(Source information)

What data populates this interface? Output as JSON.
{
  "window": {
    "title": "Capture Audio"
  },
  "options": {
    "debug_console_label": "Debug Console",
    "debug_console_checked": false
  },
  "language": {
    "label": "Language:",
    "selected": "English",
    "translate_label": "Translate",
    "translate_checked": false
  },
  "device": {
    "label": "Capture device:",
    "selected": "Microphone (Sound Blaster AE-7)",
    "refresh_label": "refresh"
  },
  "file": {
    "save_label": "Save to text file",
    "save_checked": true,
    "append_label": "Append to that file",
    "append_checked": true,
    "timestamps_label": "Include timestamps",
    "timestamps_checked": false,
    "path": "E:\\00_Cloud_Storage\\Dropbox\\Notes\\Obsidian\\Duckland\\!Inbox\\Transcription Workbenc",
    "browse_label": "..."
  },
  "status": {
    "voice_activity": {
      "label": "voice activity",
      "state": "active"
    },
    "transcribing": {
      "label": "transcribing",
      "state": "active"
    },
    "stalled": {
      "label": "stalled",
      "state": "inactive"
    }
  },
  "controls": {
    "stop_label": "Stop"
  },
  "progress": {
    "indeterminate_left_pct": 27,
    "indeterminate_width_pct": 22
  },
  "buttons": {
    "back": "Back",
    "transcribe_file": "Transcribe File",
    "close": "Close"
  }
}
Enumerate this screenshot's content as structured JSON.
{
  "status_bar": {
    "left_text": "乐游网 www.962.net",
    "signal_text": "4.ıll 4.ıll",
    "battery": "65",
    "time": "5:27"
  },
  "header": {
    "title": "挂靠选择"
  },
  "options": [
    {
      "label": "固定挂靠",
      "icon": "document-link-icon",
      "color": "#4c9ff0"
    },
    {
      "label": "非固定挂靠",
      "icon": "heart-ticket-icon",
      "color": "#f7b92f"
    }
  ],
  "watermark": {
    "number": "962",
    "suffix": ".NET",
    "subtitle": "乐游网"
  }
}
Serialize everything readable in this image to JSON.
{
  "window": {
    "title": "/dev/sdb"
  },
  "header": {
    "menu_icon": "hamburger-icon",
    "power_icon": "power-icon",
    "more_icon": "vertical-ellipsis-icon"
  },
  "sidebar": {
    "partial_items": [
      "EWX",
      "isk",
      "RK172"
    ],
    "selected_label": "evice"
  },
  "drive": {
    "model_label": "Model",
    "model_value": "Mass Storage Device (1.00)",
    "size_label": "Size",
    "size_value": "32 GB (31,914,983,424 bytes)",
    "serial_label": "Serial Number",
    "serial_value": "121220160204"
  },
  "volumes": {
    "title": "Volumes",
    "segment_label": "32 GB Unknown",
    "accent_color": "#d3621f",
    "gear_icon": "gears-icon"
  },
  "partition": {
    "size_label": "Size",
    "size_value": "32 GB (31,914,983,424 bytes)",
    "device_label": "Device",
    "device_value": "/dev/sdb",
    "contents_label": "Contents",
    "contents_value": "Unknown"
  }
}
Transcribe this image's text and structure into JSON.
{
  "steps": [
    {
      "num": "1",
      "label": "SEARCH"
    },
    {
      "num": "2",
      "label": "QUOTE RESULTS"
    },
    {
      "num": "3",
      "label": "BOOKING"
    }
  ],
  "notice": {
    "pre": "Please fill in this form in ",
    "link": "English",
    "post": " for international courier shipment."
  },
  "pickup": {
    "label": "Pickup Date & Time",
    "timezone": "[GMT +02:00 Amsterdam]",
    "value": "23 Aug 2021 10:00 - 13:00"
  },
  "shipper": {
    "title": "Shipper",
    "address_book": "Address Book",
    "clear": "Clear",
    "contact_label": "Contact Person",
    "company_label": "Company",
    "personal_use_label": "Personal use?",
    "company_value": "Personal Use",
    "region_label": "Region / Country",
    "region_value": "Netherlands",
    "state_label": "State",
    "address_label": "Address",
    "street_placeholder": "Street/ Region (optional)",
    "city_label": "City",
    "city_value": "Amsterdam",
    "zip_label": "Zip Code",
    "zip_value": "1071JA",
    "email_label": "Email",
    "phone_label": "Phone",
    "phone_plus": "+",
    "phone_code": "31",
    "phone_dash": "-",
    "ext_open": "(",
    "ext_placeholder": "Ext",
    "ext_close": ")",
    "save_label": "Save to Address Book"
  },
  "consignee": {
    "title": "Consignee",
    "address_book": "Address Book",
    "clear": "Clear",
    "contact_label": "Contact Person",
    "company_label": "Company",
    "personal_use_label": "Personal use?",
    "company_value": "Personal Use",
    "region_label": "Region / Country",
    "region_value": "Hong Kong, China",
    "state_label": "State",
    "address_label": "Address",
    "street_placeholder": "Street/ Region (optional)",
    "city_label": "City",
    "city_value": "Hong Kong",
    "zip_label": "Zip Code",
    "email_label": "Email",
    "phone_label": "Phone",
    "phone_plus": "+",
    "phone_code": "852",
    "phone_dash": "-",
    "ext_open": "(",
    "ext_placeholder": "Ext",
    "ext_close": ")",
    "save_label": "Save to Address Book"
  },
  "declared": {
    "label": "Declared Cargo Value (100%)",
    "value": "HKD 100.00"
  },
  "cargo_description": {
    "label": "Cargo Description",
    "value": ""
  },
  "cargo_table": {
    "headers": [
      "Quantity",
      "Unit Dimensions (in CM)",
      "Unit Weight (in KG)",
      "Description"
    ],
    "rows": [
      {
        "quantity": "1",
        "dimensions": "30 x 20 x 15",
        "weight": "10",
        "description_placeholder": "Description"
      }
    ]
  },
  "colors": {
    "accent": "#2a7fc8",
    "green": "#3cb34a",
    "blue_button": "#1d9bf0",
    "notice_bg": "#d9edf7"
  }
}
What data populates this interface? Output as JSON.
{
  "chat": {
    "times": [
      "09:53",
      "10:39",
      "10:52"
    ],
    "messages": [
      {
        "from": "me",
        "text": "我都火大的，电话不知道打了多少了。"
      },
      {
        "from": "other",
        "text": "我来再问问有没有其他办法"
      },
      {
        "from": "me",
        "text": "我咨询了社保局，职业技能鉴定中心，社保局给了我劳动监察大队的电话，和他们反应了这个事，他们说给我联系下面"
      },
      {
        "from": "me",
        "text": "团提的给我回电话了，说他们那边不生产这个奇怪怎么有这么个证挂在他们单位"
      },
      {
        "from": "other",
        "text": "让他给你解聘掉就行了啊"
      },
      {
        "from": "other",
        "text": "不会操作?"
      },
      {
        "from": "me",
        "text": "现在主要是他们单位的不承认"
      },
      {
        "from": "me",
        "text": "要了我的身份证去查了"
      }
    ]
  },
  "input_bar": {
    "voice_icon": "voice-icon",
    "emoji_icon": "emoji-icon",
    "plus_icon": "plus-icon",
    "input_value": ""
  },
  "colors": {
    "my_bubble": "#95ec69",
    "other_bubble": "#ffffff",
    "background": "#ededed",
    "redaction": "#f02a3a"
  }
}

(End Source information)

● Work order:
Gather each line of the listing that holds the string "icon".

● Response area:
      "icon": "document-link-icon",
      "icon": "heart-ticket-icon",
    "menu_icon": "hamburger-icon",
    "power_icon": "power-icon",
    "more_icon": "vertical-ellipsis-icon"
    "gear_icon": "gears-icon"
    "voice_icon": "voice-icon",
    "emoji_icon": "emoji-icon",
    "plus_icon": "plus-icon",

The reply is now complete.